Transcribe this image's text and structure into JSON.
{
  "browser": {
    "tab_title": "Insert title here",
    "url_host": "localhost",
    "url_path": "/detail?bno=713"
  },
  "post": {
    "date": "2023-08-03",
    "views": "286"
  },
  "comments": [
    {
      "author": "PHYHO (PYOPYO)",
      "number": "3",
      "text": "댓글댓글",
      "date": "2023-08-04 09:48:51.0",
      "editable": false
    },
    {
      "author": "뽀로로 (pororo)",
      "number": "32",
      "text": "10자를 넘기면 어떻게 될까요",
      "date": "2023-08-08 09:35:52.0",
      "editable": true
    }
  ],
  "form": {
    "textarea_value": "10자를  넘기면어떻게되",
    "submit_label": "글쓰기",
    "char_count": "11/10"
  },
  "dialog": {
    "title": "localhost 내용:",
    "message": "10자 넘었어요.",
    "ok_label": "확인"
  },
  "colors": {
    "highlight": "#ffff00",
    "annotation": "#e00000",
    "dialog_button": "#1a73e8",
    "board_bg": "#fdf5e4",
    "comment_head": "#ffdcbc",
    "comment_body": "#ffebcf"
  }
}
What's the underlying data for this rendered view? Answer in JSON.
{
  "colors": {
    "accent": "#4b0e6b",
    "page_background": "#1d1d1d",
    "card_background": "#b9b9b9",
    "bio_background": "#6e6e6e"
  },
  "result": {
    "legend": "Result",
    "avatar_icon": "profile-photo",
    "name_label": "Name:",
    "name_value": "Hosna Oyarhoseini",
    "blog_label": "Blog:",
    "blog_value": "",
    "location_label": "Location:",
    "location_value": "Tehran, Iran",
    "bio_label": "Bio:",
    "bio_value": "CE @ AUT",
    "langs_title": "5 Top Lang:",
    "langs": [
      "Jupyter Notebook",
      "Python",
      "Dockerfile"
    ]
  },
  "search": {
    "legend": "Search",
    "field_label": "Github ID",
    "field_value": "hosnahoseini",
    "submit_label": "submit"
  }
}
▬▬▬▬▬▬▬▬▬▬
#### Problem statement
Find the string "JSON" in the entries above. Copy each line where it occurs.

#### Written reply
Transcribe this image's text and structure into JSON.
What's the underlying data for this rendered view? Answer in JSON.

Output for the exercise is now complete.